Deft Touch Dribbling is easier to get the hang of, and has been enhanced from last year’s effort so now the ball may be cushioned, pushed forward or shielded. The ball is rolled underboot while sidestepping, and smaller touches and adjustments are possible, before that next burst of speed.

What hasn’t returned is the overpowered attack of PES 2011. The new Response Defending finally allows defenders to contain the ball controller and tackle when they wish, which means more control and fewer fouls. Recently a bugbear for the series, goalkeepers in PES 2013 have obviously had an AI revamp – gone are the days of throwing the ball to opposition strikers or herding it into the net. Faster distribution and a power bar when the ball is thrown are also welcome additions. Other teammates play smarter this year as well. Pro Active AI means that off-the-ball players make much better use of the space around them, and look to create opportunities by pushing forward and focussing on the ball’s location rather than steadfastly guarding a patch of pitch.

As always, how well any player on the field performs a particular task on the pitch is influenced by a plethora of statistics, from tackling to passing to changing direction, although the controlling player’s timing and dexterity are still king. Furthering this concept, Player ID is the name Komani has given to the performance capture of around 50 well-known players, but it’s not just about unique animations – these impact the game. Xavi can perform a sharper-than normal 180-degree turn, for example.

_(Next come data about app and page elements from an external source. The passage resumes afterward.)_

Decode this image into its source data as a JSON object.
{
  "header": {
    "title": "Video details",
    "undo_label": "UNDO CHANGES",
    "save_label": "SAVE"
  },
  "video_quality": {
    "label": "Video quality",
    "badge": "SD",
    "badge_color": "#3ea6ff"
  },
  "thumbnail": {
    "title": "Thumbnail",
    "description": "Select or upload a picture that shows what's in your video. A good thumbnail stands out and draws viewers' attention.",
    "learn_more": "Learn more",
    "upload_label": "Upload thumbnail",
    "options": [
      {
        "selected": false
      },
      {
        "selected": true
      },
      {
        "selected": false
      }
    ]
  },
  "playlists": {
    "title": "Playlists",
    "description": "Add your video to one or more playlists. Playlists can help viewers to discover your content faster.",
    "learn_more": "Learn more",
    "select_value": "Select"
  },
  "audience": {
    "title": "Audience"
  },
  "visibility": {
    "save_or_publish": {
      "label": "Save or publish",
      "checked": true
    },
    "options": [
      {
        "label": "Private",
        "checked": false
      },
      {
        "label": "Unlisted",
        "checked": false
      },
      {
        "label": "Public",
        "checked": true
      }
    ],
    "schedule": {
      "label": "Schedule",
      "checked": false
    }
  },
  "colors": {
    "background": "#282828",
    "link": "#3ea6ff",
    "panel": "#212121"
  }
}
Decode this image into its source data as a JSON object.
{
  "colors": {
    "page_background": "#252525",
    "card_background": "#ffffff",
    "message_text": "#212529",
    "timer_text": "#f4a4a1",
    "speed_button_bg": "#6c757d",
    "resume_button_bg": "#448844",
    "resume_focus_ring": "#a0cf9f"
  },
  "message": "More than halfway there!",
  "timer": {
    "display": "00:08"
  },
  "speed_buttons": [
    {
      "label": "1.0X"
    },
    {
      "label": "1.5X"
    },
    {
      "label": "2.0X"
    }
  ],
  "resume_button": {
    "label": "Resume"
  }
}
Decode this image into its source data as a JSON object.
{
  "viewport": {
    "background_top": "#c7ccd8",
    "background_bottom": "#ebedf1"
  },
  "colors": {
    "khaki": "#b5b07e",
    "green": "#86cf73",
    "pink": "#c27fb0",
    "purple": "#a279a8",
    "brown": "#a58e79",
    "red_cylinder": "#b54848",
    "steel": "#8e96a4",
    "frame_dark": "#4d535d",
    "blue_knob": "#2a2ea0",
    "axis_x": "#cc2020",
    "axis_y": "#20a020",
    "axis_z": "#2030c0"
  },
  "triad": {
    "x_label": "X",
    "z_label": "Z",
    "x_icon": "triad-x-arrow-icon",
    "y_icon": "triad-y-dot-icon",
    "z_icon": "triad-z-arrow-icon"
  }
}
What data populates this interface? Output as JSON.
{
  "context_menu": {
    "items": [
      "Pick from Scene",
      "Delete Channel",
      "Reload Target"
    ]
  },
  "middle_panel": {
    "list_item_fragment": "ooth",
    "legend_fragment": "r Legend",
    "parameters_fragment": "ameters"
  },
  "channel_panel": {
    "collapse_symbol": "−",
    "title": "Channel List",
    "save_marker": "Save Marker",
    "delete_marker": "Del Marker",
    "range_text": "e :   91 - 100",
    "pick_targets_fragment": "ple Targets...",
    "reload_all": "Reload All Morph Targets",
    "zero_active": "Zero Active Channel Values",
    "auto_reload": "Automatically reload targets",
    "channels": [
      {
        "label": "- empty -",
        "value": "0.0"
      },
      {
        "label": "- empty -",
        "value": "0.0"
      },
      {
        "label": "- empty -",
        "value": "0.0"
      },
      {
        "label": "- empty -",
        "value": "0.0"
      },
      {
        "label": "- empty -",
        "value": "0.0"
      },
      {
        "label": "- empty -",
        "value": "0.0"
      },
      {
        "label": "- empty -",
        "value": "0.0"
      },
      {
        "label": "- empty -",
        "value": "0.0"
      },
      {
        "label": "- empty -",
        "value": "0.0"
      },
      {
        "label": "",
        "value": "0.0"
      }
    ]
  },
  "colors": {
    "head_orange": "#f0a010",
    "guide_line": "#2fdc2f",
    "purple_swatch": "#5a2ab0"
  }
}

All of these tweaks, tucks, and modifications have made PES 2013 a game that admirably captures the smaller moments of football that can make all the difference in the larger scheme of things. One-on-one breakdown skills have never been more important or devastating, but a firm understanding of player positioning and teammate behaviour, as well as the ability to send precision passes into space are also extremely important. With all assists off and a practiced player at the helm, PES resembles the fluid, subtle, chaotic nature of real-world football more closely than any game before it. It’s an astonishingly deep title that rewards practice and patience.

It’s too bad, then, that Konami have imbued PES 2013 with a learning curve that – to newcomers at least – resembles a fence topped with razor wire. The game’s tutorial is a slow, crotchety, and sickeningly unhelpful beast that shuts much of its knowledge behind challenges that players may never know why they are failing. It’s a tremendous gaffe on the developer’s part, and sadly will be enough for many to conclude that PES is not a product worthy of their time, because much of what is learned here is not just the cream but is rather crucial to being able to compete on normal difficulty.

With EA hanging on to most exclusive licences, the rosters are typically wonky as well, particularly with only one Premier League team (Man United) officially endorsing the game. However the UFEA Champions League and Copa Libertadores are again present as standalone competitions for up to 32 players, and more teams are present than in previous years. Sure, the surprisingly deep player editor will allow a facsimile of a player’s favourite team to be assembled, but this is a time-consuming process. Play modes outside the usual competitions such as the managing simulation are equally tedious.

A handful of smaller gripes such as the awful soundtrack, lacklustre menu and pre-game presentations, and – in the review build we received – constant replays that couldn’t be switched off don’t really diminish the experience too much. Fans squabble over the best football title with the passion they usually reserve for supporting their respective teams, but there is room for both PES and FIFA in the marketplace, as both serve very different audiences. That said, this is undoubtedly the best PES yet, but Konami’s big problem will be getting people to give it an honest try.